Warmer temperature prompts trees to release aerosols which in turn stimulate cloud formation. And that can help to cool the temperature, at least modestly. Trees may provide the Earth with a little shade from global warming – indirectly. European and Canadian researchers report that they have found what engineers like to call a negative feedback ... Read more

Evaluating services of forest

Biodiversity contributes considerably to economy and environment Dr. M. A. BASHAR In developing countries, the necessity of publicising services of forests is severely lacking. This sector must be given attention with special emphasis. The country like Bangladesh has to be very serious in all respects to understand and exercise the services offered by the forests. We ... Read more

What the outcome yields for Bangladesh?

Doha Climate Conference What the outcome yields for Bangladesh? Md. Mahfujur Rahman Thirty-seven industrialized countries had been accused of releasing Greenhouse gases in Kyoto Protocol under United Nations Framework Convention on Climate Change (UNFCCC). Signatory members to the UNFCCC have been meeting annually in Conference of the Parties (COP) to assess progress in dealing with ... Read more

Down with the hills!

Probir Kumar Sarker Though Bangladesh is prominently a plain land, its Chittagong, Cox’s Bazar, Rangamati, Khagrachhari, Bandarban and Sylhet have hilly areas with forests and rich biodiversity. These areas are full of natural resources fulfilling needs of the people and other living species. But at present, the destruction of hills in every area has become ... Read more

A prerequisite for sustainable development

Natural Resource Governance A prerequisite for sustainable development Rukshana Sultana The constitution of Bangladesh — article 143– illustrates that all natural resources on land and underground minerals and other things of value underlying the ocean within the territorial waters, or the ocean over the continental shelf of Bangladesh, are the properties of Bangladesh. In general, ... Read more

Contemplating mitigation measures

Global Warming Contemplating mitigation measures Md. Atikur Rahman All things that make up the environment are interrelated. The way in which people, animals and plants are related to each other and to their surrounding is known as ecology. The ecosystem is a complex web that links animals, plants and every other life form in the ... Read more

Save Savar from further degradation

Probir Kumar Sarker Over the recent years, Savar is experiencing immense pressure of new industrial, commercial and residential establishments. But most of these have already been done or are underway indiscriminately haphazardly, and by violating the environmental laws and ignoring overall public convenience, not to speak of the care for future growth. It has been a ... Read more

Save Sonadia, save Sundarbans

Sourav Mahmud Sonadia Island is one of the biodiversity hotspot of Bangladesh. In 1995, the Government of Bangladesh included a provision for the declaration of Ecologically Critical Area (ECA) in the Bangladesh Environment Conservation Act. Twelve sites are classified as ECAs and guidelines exist to control further damage to these areas. Sonadia is considered ecologically ... Read more
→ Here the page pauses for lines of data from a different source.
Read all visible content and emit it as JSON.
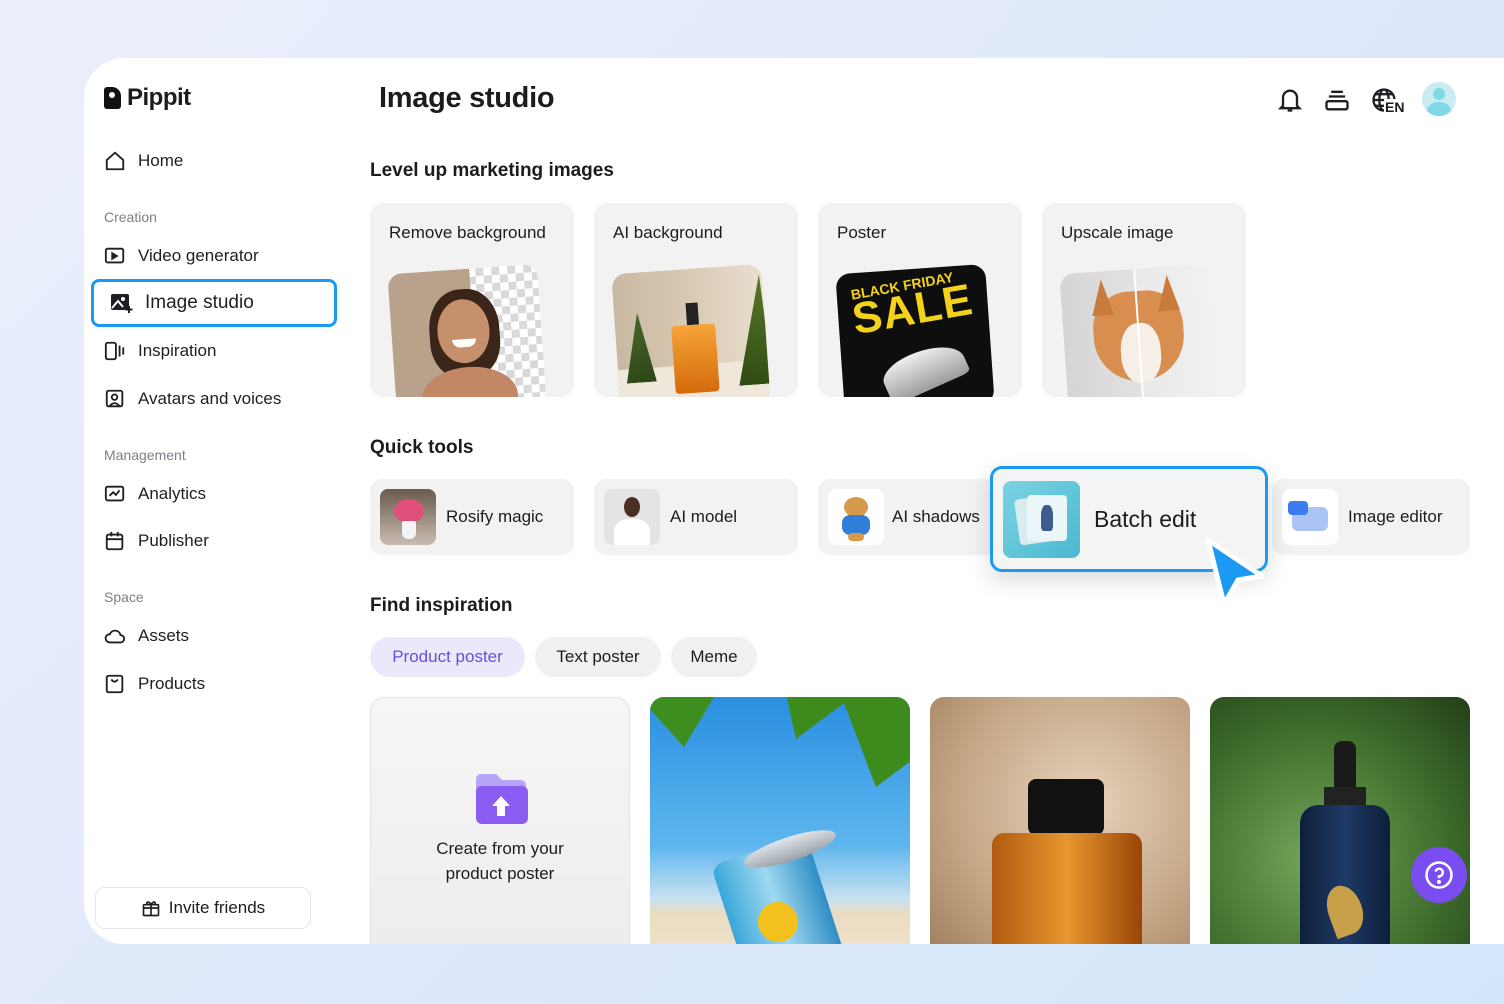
{
  "app": {
    "brand": "Pippit"
  },
  "sidebar": {
    "home": "Home",
    "section_creation": "Creation",
    "video_generator": "Video generator",
    "image_studio": "Image studio",
    "inspiration": "Inspiration",
    "avatars": "Avatars and voices",
    "section_management": "Management",
    "analytics": "Analytics",
    "publisher": "Publisher",
    "section_space": "Space",
    "assets": "Assets",
    "products": "Products",
    "invite": "Invite friends"
  },
  "header": {
    "title": "Image studio",
    "language": "EN"
  },
  "marketing": {
    "heading": "Level up marketing images",
    "cards": [
      "Remove background",
      "AI background",
      "Poster",
      "Upscale image"
    ],
    "poster_text_top": "BLACK FRIDAY",
    "poster_text_main": "SALE"
  },
  "quick_tools": {
    "heading": "Quick tools",
    "items": [
      "Rosify magic",
      "AI model",
      "AI shadows",
      "Batch edit",
      "Image editor"
    ]
  },
  "inspiration": {
    "heading": "Find inspiration",
    "tabs": [
      "Product poster",
      "Text poster",
      "Meme"
    ],
    "create_line1": "Create from your",
    "create_line2": "product poster"
  },
  "colors": {
    "accent": "#1a9af2",
    "purple": "#7a4df0",
    "tab_active_text": "#6a4de0"
  }
}
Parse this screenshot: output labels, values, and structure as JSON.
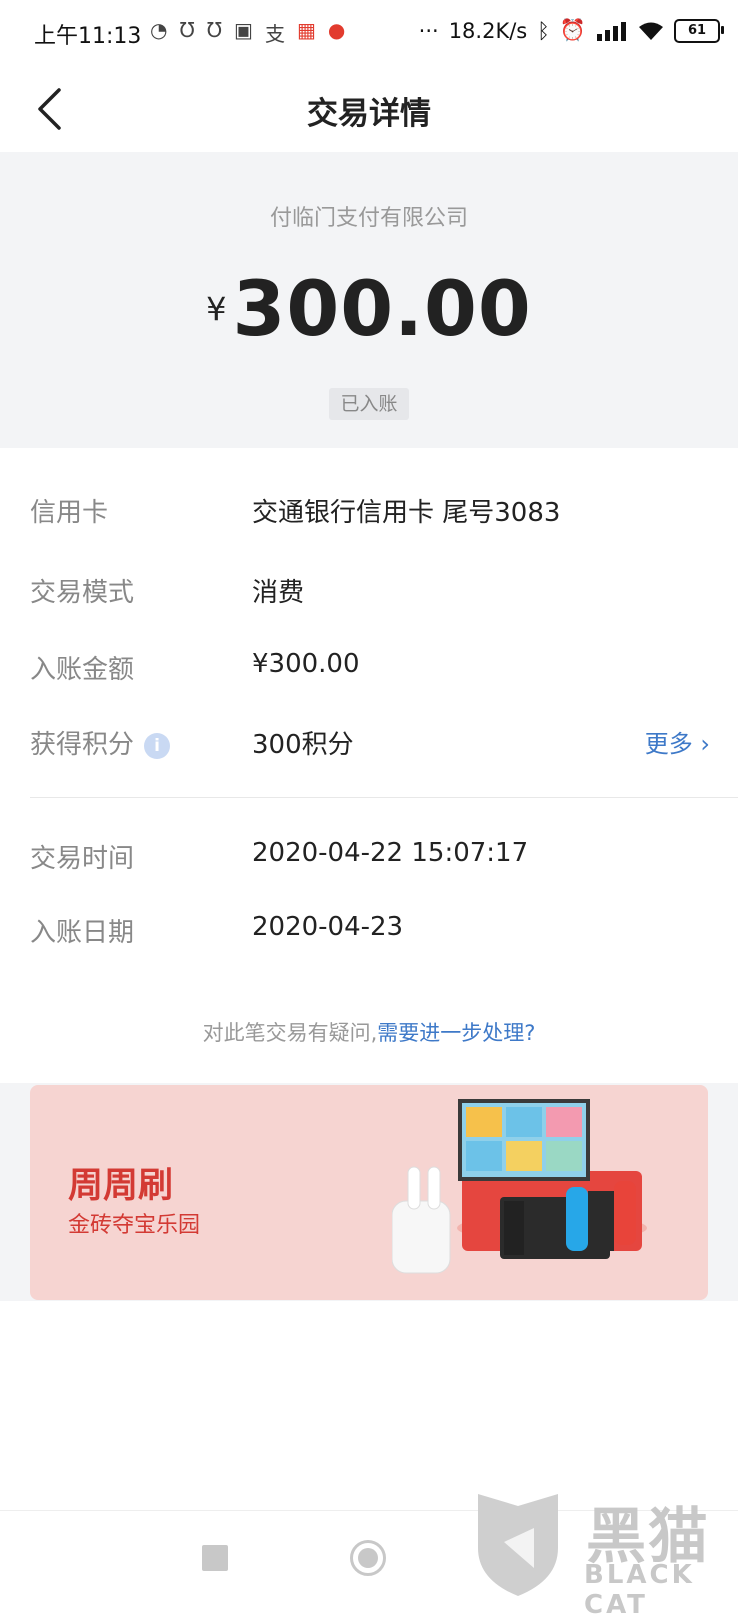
{
  "status_bar": {
    "time": "上午11:13",
    "net_speed": "18.2K/s",
    "battery": "61"
  },
  "header": {
    "title": "交易详情"
  },
  "summary": {
    "merchant": "付临门支付有限公司",
    "currency_symbol": "¥",
    "amount": "300.00",
    "status": "已入账"
  },
  "details": {
    "card": {
      "label": "信用卡",
      "value": "交通银行信用卡 尾号3083"
    },
    "mode": {
      "label": "交易模式",
      "value": "消费"
    },
    "posted_amount": {
      "label": "入账金额",
      "value": "¥300.00"
    },
    "points": {
      "label": "获得积分",
      "value": "300积分",
      "more": "更多 ›"
    },
    "trans_time": {
      "label": "交易时间",
      "value": "2020-04-22 15:07:17"
    },
    "post_date": {
      "label": "入账日期",
      "value": "2020-04-23"
    }
  },
  "help": {
    "question": "对此笔交易有疑问,",
    "link": "需要进一步处理?"
  },
  "banner": {
    "title": "周周刷",
    "subtitle": "金砖夺宝乐园"
  },
  "watermark": {
    "cn": "黑猫",
    "en": "BLACK CAT"
  },
  "colors": {
    "accent": "#3e79c8",
    "banner_bg": "#f6d4d1",
    "banner_text": "#d33a34",
    "hero_bg": "#f3f4f6"
  }
}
Ramsar Convention: Our obligation

Dr. M.A. Bashar It is learnt from newspapers very recently that in the Sundarbans area three large constructions will take place which are very dangerous and detrimental to normal functioning of the mangrove forest ecosystem. It means that the interactions between biotic and abiotic factors will be seriously hampered in the ecosystems conservation. The projects ... Read more

Legal response to loss and damage

Climate Change Legal response to loss and damage Hafijul Islam Khan The adverse impacts of climate change have continued to devastate the lives and livelihoods of millions of people and inflict large economic losses. According to the Fourth Assessment Report of the Intergovernmental Panel on Climate Change, there has been a global increase in weather ... Read more

Corals of St.Martin’s at stake

Global Warming and Over-Exploitation Corals of St.Martin’s at stake Dr. Anisuzzaman Khan Honey comb corals around Saint Martin’s island are under stress due to coral bleaching. While the COP 17 — UN climate convention — was being held in Durban of South Africa, a Nature Watch Team (NWT) of Ekattor Television watched that a noticeable ... Read more